Replacement Parts

(approx based on a 2014 DS5 1.6THP) Parts prices aren't exorbitant for a car in this class, with a set of replacement front brake pads costing £54 with rears retailing at £38. A set of front brake discs will set you back £115. An air filter is £12 and an oil filter £14.

On the Road

Under the bonnet of the clever HYbrid4 model, you'll find a layout that combines a 163bhp HDi diesel engine driving the front wheels with a 37bhp electric motor that powers those at the rear making this, in theory at least, a four wheel drive machine. Like virtually all hybrids, it comes only with an automatic gearbox, with a set of steering wheel-mounted gearshift paddles should you wish to take control yourself. This is PSA's 6-speed EGS system, as already used in e-HDi models across Citroen's line-up. With a combined output of 200bhp and a combined 450Nm of torque, 200Nm of it from the electric motor, you'll be expecting this particular DS5 to be pretty rapid.
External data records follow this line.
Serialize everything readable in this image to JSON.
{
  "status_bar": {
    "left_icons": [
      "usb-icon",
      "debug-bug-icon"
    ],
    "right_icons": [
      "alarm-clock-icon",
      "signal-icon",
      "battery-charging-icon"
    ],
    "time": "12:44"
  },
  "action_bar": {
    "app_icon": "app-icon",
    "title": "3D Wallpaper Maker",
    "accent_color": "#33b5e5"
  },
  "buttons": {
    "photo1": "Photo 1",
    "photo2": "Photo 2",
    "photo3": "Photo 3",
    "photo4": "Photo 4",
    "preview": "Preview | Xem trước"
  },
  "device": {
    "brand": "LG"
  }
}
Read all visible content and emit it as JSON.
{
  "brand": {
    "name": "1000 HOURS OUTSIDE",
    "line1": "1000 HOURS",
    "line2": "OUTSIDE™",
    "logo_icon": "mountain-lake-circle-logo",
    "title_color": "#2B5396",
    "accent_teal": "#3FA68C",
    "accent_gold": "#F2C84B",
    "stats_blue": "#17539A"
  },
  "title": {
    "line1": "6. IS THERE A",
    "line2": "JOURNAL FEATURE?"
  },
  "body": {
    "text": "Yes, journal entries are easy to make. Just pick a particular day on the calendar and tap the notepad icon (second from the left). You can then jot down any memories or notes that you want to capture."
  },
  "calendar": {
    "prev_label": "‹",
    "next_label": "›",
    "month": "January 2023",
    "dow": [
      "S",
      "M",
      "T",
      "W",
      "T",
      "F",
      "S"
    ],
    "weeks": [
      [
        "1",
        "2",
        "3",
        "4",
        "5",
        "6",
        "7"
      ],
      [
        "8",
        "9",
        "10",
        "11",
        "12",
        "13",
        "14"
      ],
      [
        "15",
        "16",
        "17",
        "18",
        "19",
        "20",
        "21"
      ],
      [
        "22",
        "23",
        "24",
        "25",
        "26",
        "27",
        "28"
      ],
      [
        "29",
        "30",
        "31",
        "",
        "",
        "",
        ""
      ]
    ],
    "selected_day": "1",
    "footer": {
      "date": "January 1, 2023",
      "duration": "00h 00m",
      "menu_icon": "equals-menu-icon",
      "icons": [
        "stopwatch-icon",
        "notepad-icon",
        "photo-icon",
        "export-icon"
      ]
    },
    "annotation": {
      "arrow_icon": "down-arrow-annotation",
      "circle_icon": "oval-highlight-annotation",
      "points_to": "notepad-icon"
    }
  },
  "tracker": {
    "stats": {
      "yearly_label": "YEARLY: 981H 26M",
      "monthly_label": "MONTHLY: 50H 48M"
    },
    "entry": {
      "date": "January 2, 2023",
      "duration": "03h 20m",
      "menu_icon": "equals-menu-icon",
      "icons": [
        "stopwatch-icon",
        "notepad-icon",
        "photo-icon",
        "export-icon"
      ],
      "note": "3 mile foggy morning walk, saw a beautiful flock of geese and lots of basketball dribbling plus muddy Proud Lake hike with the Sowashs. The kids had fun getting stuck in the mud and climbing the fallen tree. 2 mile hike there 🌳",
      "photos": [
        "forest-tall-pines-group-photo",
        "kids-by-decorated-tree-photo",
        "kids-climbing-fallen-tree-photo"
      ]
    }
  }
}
But if you are, then you're failing to take account of the 150kg weight penalty that comes with all the batteries and everything else required for hybrid motoring. That's equivalent to the weight of a couple of extra passengers and it explains why this car is effectively no faster than an ordinary HDi 160 diesel variant with 40bhp less: rest to sixty takes 8.3s on the way to 131mph. So, it's a false economy? The entry-level diesels certainly look to be better used buys. They're reasonably quick off the mark, with the 120PS cars getting to 62mph in 11.5 seconds and the 160PS models clocking a mere 8.5 seconds to the sprint benchmark. Both engines are pleasantly refined, but the big caveat regarding the DS5's driving manners is that the ride is firm. Possibly even firmer than you might expect from a German car. There's certainly not that lounge-room waftability you might expect from Citroen which is a bit of a shame. That would have really set it apart.


The DS5 is an interesting left-field used pick, espcially if you've lately found yourself a bit discouraged at what you can buy in this sector. You might have had your heart set on something a bit stylish and a bit different but thought you'd run out of options. Well look again. The DS5 isn't going to be for everyone, but if you want a car that will make your neighbour's BMW 3 Series look about as imaginative and adventurous as a week in Torremolinos, you know what to do.